I think that argument carried a lot more weight when we thought we were looking at an eight-team playoff field, all chosen in a similar manner to the way teams are currently selected.  Now, I’m not so sure.  That’s what silence will do for you.

Now, Seth does make a good point that there were other considerations in play, such as regular season attendance and recruiting, behind the non-conference scheduling.  But we all know ultimately that this is going to be judged by whether this pays off on selection day.


Filed under BCS/Playoffs, Georgia Football

Playoff expansion and perverse incentives

Stewart Mandel raises an interesting aspect to the coming CFP broadcast deal ($$).

In 2019-20, the most recent season for which the CFP publicized its data, each Power 5 league got a flat fee of $67 million. A conference could net an additional $4 million for each team that qualified for a New Year’s Six bowl and $6 million for reaching a Playoff semifinal. As such, the spread between schools in the Big 12 (which splits only 10 ways) and those in 14-team leagues like the Big Ten was fairly modest — from $7 million to $10 million per school. The Power 5 conferences also net extra payments for their contracts with the Rose (average $40 million per team), Sugar ($40 million) and Orange ($27.5 million) bowls.

In an expanded Playoff, however, the Big 12 suddenly looks smart for staying at 10 teams all this time. With all those contracts folded into one, the expected average CFP revenue for each Power 5 conference jumps to just north of $320 million. In the Big 12, that amounts to $32 million per school, up from an average of $10 million today. The 12-team Pac-12’s hit $27 million; the 14-team ACC, Big Ten and SEC reach $23 million.

Sure, you could argue the Big 12 isn’t going to flood the playoff zone with teams any time soon, but what about Conference It Just Means More?  Four playoff shares spread among ten teams goes a lot farther than it does among fourteen; Mandel’s $9 million a year ain’t chump change.  And he’s using averages.  If the SEC gets twice as many schools in as others, that spread is going to be even greater.
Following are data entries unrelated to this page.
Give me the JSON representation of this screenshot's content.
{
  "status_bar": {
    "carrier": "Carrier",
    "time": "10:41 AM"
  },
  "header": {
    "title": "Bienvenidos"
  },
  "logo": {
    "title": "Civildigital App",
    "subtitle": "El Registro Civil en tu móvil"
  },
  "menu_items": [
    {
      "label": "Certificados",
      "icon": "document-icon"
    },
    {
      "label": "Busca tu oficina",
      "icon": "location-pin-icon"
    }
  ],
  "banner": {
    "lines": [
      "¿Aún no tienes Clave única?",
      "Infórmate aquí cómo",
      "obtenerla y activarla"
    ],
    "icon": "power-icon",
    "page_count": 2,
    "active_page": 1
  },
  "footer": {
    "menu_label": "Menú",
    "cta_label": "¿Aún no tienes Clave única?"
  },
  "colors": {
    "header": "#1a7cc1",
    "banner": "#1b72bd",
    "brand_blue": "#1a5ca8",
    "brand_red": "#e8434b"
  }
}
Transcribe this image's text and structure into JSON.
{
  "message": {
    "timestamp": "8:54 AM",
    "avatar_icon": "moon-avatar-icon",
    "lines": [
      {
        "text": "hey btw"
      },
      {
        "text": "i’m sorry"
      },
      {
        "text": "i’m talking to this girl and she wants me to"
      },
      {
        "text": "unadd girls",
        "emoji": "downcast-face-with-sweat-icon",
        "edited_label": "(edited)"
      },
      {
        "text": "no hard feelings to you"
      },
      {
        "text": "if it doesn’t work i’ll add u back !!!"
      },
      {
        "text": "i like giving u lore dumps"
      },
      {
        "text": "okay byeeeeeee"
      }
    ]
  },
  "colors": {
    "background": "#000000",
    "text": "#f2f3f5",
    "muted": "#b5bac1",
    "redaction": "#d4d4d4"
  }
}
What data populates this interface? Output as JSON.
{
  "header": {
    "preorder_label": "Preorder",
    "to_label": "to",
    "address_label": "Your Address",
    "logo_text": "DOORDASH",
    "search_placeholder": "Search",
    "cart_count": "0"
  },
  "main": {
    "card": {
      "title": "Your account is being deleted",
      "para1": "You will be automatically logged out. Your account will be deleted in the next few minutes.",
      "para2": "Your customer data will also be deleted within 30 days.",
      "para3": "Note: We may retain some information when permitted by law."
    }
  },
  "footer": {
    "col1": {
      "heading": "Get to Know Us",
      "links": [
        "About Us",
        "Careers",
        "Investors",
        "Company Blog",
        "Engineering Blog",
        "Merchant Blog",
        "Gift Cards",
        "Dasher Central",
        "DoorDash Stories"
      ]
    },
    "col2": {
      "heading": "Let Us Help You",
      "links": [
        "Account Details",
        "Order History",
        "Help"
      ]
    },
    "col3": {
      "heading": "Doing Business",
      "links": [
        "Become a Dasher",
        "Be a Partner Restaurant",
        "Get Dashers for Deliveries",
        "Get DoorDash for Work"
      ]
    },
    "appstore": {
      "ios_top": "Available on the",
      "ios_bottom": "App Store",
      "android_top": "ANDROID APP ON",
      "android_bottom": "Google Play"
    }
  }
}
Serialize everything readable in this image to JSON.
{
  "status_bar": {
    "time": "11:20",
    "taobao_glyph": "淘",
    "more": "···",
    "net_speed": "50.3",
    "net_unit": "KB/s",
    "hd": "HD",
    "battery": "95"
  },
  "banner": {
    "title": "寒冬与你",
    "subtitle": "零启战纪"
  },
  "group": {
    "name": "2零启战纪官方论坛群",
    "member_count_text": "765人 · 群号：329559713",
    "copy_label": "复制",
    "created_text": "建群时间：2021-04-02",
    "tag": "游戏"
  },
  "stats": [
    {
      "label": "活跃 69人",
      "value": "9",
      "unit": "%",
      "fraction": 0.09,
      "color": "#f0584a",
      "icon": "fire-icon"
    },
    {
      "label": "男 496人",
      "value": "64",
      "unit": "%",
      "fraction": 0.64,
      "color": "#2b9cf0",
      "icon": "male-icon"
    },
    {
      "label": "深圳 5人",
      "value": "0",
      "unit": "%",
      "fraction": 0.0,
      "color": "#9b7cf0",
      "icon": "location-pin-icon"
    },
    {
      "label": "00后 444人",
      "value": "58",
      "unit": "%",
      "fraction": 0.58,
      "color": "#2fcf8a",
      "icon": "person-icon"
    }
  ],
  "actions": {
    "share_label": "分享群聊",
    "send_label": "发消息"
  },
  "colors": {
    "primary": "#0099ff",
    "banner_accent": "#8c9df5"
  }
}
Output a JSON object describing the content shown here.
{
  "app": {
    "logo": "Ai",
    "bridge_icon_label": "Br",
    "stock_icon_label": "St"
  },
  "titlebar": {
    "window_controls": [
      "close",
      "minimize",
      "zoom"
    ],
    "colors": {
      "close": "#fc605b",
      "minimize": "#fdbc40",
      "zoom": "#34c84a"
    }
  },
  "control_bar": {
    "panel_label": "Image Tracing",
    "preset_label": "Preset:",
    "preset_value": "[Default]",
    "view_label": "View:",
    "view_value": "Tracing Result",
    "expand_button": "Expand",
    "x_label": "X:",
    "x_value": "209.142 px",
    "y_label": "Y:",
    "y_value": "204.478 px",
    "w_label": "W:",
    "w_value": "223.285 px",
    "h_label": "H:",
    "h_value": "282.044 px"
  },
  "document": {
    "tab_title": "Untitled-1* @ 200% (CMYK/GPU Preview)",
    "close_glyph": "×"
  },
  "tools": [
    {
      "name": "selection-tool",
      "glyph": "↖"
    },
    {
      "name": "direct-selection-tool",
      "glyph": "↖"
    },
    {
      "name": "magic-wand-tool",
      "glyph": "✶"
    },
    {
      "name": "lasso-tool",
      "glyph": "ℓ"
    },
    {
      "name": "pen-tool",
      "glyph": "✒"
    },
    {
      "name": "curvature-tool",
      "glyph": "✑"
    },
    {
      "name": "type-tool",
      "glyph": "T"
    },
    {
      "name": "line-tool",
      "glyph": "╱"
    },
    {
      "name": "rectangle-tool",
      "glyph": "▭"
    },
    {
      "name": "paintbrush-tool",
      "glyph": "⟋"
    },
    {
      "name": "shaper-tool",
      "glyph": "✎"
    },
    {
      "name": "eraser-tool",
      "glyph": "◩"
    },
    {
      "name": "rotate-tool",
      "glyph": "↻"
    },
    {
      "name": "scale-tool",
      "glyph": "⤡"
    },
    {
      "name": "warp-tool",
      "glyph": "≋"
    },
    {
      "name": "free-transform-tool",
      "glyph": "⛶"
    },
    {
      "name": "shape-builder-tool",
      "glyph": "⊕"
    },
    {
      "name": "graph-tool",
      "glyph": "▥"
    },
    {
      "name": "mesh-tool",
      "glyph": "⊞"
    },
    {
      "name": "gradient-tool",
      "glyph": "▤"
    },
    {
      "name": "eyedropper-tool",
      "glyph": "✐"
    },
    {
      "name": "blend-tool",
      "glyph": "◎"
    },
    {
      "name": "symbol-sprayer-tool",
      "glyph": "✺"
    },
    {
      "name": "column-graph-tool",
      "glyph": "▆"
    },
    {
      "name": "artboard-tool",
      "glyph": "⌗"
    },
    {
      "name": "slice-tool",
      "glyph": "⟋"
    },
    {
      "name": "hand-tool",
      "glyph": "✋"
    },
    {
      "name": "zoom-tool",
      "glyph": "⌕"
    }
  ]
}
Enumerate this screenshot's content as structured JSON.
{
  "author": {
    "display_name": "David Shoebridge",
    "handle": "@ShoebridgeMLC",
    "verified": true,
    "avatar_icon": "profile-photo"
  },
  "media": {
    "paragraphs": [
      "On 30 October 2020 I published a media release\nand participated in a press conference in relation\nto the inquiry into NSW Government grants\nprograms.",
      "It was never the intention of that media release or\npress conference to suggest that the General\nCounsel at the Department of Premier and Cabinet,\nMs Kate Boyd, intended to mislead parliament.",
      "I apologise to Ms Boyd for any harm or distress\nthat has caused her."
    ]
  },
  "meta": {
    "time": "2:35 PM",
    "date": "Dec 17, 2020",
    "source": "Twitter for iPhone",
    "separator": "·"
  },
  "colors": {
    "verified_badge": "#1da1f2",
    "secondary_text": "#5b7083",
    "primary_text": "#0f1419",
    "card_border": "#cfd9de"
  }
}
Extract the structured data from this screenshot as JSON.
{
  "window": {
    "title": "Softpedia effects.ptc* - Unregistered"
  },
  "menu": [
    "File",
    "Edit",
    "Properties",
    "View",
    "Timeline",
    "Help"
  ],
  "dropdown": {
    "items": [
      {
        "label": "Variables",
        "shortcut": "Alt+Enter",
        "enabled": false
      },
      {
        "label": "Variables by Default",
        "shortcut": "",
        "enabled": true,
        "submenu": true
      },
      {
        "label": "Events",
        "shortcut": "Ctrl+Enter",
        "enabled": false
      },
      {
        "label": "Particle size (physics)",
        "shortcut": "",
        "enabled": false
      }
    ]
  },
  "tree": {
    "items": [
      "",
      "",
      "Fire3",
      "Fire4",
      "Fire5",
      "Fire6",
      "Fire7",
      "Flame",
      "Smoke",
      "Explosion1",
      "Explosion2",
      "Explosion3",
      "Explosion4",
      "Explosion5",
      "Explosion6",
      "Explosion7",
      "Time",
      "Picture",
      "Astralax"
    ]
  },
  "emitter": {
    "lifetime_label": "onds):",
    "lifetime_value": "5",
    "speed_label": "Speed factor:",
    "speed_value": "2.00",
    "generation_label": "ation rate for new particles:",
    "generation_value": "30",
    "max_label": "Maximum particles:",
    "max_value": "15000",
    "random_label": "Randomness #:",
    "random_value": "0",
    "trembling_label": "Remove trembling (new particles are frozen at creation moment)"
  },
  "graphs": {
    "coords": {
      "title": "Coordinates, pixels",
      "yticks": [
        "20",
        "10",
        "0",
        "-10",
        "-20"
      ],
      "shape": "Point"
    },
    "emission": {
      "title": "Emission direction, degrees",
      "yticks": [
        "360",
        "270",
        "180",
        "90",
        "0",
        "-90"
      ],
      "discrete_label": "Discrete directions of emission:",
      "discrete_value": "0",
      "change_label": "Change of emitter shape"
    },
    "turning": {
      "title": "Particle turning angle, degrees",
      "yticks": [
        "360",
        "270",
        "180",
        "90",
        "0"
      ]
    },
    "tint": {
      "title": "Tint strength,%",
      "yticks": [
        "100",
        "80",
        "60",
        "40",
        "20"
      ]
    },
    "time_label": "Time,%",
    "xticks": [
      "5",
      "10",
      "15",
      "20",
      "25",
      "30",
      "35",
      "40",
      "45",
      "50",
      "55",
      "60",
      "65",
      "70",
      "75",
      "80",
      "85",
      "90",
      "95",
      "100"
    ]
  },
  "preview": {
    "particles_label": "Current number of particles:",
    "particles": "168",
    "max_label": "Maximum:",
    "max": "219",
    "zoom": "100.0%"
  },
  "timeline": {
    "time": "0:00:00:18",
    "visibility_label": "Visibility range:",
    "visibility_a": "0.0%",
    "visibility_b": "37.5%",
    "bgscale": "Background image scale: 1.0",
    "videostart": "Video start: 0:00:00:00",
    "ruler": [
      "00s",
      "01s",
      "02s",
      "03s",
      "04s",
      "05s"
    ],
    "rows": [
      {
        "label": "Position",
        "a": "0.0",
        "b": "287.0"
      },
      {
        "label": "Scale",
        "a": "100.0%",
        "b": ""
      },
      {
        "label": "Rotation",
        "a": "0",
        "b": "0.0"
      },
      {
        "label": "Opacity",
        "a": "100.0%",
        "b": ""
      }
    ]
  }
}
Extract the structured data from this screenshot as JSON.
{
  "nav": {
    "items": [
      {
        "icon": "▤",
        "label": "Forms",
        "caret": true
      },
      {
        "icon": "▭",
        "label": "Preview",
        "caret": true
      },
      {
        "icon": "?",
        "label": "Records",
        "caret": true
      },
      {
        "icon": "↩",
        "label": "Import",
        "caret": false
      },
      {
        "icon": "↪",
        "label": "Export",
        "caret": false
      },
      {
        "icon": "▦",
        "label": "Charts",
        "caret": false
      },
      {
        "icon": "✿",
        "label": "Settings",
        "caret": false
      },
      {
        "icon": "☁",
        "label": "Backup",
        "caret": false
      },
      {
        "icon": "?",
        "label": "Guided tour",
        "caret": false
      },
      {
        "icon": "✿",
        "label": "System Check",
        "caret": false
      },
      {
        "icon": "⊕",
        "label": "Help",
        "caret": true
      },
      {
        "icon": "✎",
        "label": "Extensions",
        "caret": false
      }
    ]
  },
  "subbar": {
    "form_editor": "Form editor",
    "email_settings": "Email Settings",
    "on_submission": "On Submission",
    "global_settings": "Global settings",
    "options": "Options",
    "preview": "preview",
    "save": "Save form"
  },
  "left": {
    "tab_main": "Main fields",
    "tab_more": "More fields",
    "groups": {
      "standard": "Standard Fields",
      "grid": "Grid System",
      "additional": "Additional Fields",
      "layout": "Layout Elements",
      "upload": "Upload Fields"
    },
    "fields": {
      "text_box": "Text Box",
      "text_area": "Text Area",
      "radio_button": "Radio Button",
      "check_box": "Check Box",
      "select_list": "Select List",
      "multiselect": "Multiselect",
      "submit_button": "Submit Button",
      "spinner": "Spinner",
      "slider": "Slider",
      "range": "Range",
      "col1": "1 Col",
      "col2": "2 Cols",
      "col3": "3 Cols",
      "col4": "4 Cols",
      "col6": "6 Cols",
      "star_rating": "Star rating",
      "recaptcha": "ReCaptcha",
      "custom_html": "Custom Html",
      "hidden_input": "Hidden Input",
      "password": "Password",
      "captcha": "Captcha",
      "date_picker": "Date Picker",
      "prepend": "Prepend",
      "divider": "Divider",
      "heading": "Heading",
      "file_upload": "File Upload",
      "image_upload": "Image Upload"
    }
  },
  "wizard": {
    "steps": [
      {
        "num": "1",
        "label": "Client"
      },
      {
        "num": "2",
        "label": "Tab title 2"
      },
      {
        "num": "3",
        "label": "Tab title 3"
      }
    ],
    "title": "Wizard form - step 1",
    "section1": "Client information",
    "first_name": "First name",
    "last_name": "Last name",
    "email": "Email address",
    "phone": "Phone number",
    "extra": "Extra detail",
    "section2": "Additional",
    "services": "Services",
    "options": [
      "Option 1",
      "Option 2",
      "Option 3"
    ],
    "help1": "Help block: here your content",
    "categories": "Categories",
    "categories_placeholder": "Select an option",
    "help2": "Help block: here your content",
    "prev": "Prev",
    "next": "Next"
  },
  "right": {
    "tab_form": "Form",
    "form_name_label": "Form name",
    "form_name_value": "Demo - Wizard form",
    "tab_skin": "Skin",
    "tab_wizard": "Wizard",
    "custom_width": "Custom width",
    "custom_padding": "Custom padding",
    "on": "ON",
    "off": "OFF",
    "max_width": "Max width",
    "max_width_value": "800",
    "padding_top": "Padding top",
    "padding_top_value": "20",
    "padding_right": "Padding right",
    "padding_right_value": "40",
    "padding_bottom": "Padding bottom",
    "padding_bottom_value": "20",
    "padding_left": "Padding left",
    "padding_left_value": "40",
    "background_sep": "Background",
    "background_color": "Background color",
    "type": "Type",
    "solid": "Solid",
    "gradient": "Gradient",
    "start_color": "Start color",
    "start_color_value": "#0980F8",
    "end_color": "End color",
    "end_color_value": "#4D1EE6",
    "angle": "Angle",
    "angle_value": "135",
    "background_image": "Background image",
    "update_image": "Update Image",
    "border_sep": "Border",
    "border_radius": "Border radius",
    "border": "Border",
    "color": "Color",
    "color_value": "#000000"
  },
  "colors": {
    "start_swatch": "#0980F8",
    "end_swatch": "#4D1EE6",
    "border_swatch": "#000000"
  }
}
Is that enough for Sankey’s bosses to reverse course on conference expansion?  If not that, it’s probably a decent reason not to add any more unless you’re getting a new member that’s a likely CFP participant.


Filed under BCS/Playoffs, It's Just Bidness, SEC Football

Just leave your wallet on the table where they can reach it.


Revenue distribution from the College Football Playoff took a pandemic-induced $44.6 million hit in 2020-21, a 9.2% decline from record revenue the year before.

With capacity drastically limited at Miami’s Hard Rock Stadium, site of the championship game, only 14,926 fans attended because of COVID.

That left many of the CFP’s best revenue streams, such as ticket sales, hospitality and merchandise, severely hampered. The vast majority of the CFP’s revenue comes from its 12-year media rights deal with ESPN.

Revenue numbers could grow significantly in the future if the CFP expands the playoffs from four teams to 12. That will be the subject of intense talks during CFP meetings this week in Chicago.

For 2020-21, however, the CFP paid out a total of $441.2 million from the college football season, compared to $485.8 million in 2019-20, the best year the CFP has had in its first seven years.

The biggest financial setbacks were most evident among the Power Five conferences, each of which saw a $10 million decline.


The funny thing is some of y’all actually think playoff expansion is going to lead to the elimination of at least some cupcake games.

That’s almost as amusing as realizing they haven’t even expanded to twelve yet, and there’s already pressure to go to sixteen.


Filed under BCS/Playoffs, It's Just Bidness